We treated ourselves to "mango-shakes" and other ice cold drinks. A blessing when it’s 37°C outside with a level of humidity so high we felt like drowning.
This even works to cool down a hard drive :
The Shanti Lodge clientele was clearly more "connected" and liked to enjoy the fine gastronomy without meddling with each other.
The Sawatdee Guesthouse on the other hand, was an abrupt change of scenery. Travelers had to meddle with each other on the tiny (and only) salon. We decided to leave our comfort zone and ventured into the streets on a quest for food.
We tackle this new lifestyle head on, in a Seven Eleven, a 24/7 micro market brand originating from Japan, teeming all across South East Asia and Oceania.
We became fast friend with Tam, the humble owner of the Tong Jan Coffe. He was always keen on sharing his meal with us!
Finding Thewet in Bangkok was pure luck. Indeed, our trusty books and fellow backpackers were steering us towards Kao San Road.
Thewet is located on the banks of Chao Praya, the river crossing both the capital city and the country.
We traveled the entire city by boat (swift and powerful) -for a grand 15TBH/person (0,39€).
With its huge trees, on a lively street, Thewet is the epitome of peaceful places. Sheltered deeper into the district, an incredible market unfolds its wonderful colors (fresh fruits and vegetables) and smells (fishes and fermented foods of all kind)!
Braving the alleys is a must to reach the boat stop.
Our stop in Bangkok was supposed to last over the span of three days, during which we were supposed to get the Burmese visa at the Myanmar embassy, thus lowering the overall cost. How presumptuous of us! 10 days were lost just for the embassy to re-open after the Songkran (national festival for the Buddhist’s New Year) .
The process itself took 4 days.
In the end, we enjoyed our stay - yes, yes, the food helped!
More like Chaos San Road, amirite!
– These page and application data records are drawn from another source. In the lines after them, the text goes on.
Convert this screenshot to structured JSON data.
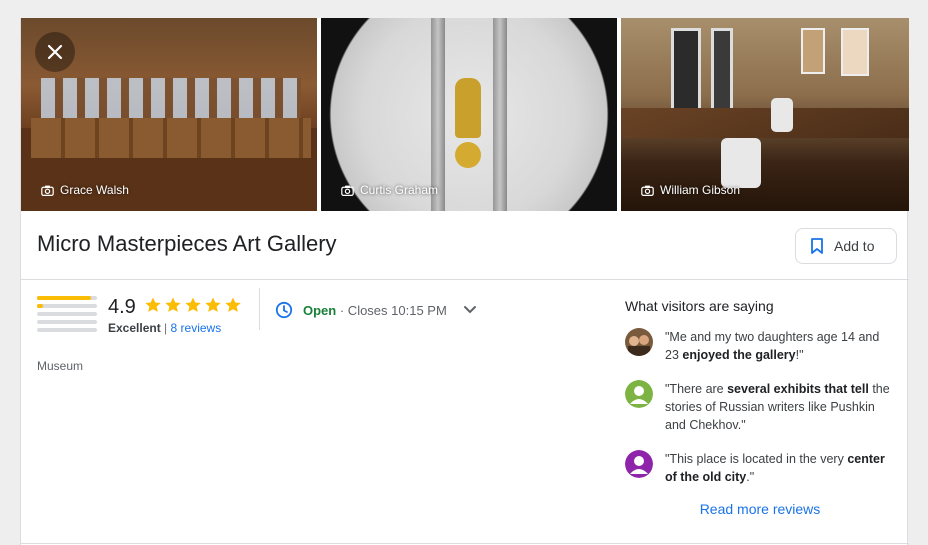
{
  "photos": [
    {
      "credit": "Grace Walsh"
    },
    {
      "credit": "Curtis Graham"
    },
    {
      "credit": "William Gibson"
    }
  ],
  "place": {
    "title": "Micro Masterpieces Art Gallery",
    "add_label": "Add to",
    "category": "Museum"
  },
  "rating": {
    "score": "4.9",
    "stars": 5,
    "label": "Excellent",
    "separator": "|",
    "reviews_link": "8 reviews",
    "distribution": [
      0.9,
      0.1,
      0.0,
      0.0,
      0.0
    ]
  },
  "hours": {
    "status": "Open",
    "detail": "· Closes 10:15 PM"
  },
  "visitors": {
    "heading": "What visitors are saying",
    "reviews": [
      {
        "pre": "\"Me and my two daughters age 14 and 23 ",
        "bold": "enjoyed the gallery",
        "post": "!\""
      },
      {
        "pre": "\"There are ",
        "bold": "several exhibits that tell",
        "post": " the stories of Russian writers like Pushkin and Chekhov.\""
      },
      {
        "pre": "\"This place is located in the very ",
        "bold": "center of the old city",
        "post": ".\""
      }
    ],
    "read_more": "Read more reviews"
  },
  "colors": {
    "accent": "#1a73e8",
    "star": "#fbbc04",
    "open": "#188038",
    "avatar_green": "#7cb342",
    "avatar_purple": "#8e24aa"
  }
}
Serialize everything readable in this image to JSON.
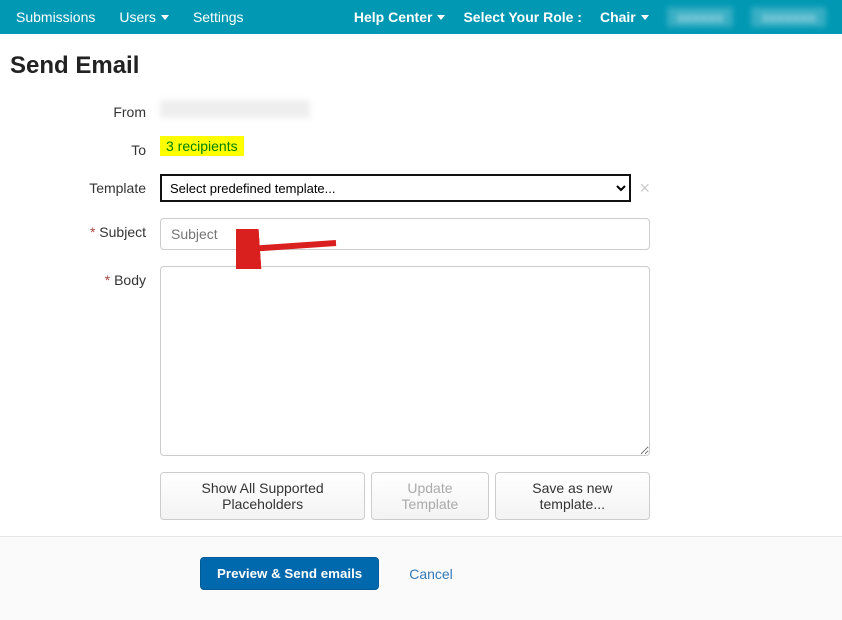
{
  "nav": {
    "left": {
      "submissions": "Submissions",
      "users": "Users",
      "settings": "Settings"
    },
    "right": {
      "help": "Help Center",
      "select_role": "Select Your Role :",
      "role": "Chair"
    }
  },
  "page": {
    "title": "Send Email"
  },
  "labels": {
    "from": "From",
    "to": "To",
    "template": "Template",
    "subject": "Subject",
    "body": "Body"
  },
  "form": {
    "to_link": "3 recipients",
    "template_placeholder": "Select predefined template...",
    "subject_placeholder": "Subject",
    "body_value": ""
  },
  "buttons": {
    "show_placeholders": "Show All Supported Placeholders",
    "update_template": "Update Template",
    "save_template": "Save as new template...",
    "preview": "Preview & Send emails",
    "cancel": "Cancel"
  }
}
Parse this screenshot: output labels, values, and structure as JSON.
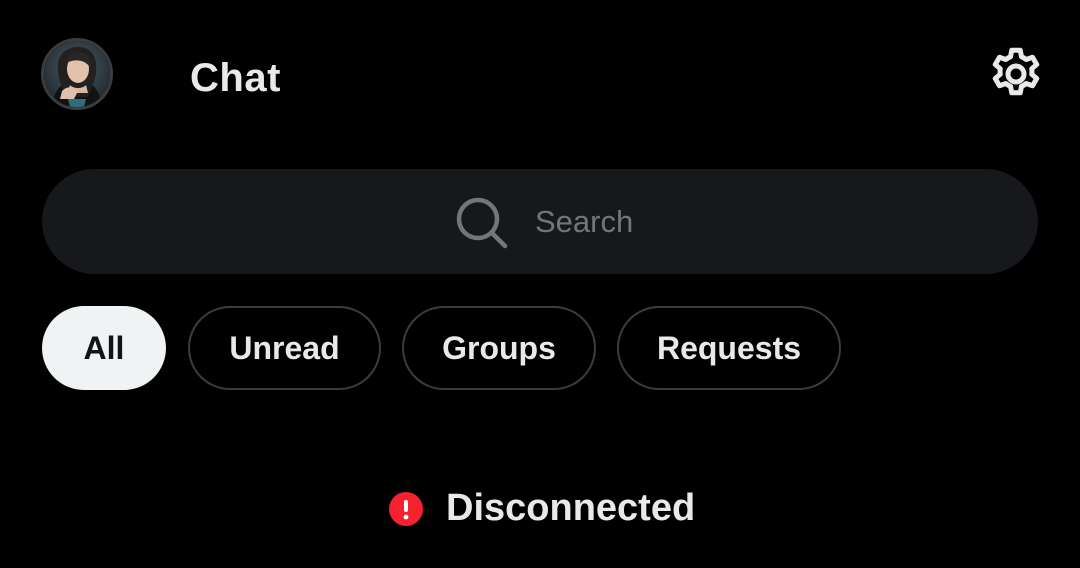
{
  "header": {
    "title": "Chat",
    "avatar_icon": "profile-avatar",
    "settings_icon": "gear-icon"
  },
  "search": {
    "placeholder": "Search",
    "icon": "search-icon"
  },
  "tabs": [
    {
      "label": "All",
      "active": true
    },
    {
      "label": "Unread",
      "active": false
    },
    {
      "label": "Groups",
      "active": false
    },
    {
      "label": "Requests",
      "active": false
    }
  ],
  "status": {
    "text": "Disconnected",
    "icon": "alert-icon",
    "color": "#f4212e"
  },
  "colors": {
    "background": "#000000",
    "surface": "#16181c",
    "text": "#e7e9ea",
    "muted": "#71767b",
    "active_tab_bg": "#eff3f4"
  }
}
The place gets crowded at dusk. It feels like a deregulated Europe state at the very heart of Bangkok, with its fair share of fast food chains (Two burgers kings less than a kilometer from each other), nightclubs, and all kinds of questionable and legally borderline shops:
Fake European driving license shop
Happy ending massages, for a fee
Alcohols and drugs.
Tuktuk drivers are very eager to get tourists on board of their powerful vehicles, and drive them to a ( I kid you not) ping pong ball throwing contest...except the balls are thrown by young women using their vagina. They’re quite skilled too, throwing balls more than 20 meters away! Never underestimate the power of a trained vagina?
Let’s say we passed on this one. Not that we’re prudes; on the contrary, such a performance should be applauded, if performed in good conditions. One of our traveling buddies, a ping pong fan, thinking he was going to a local ping-pong tournament, attended one such event. Sadly the whole thing felt creepy, and the girls looked like they were on either drugs, sedatives, or both.
To be fair, normality has its place in Kao San Road, the Seven-Eleven being one of its pillars. The streets are teeming with caps and key rings sellers, illegal merchandises are tolerated whilst others are banned. The police patrols the area heavily, and as long as everything is back in order before 2 a.m, it’s fine.
So there you have it, we visited a Bangkok district full of Europeans. Or well, we really only visited street food stands, to be honest!
We ended our interlude in Bangkok with a nonchalant visit of the renowned What Pho temples !
A local vehicle, destined to the people modestly called "otherwise abled" in Mauritius!
A magazines and stickers vendor, on his bicycle.
Moped taxis mostly used by women riding sidesaddle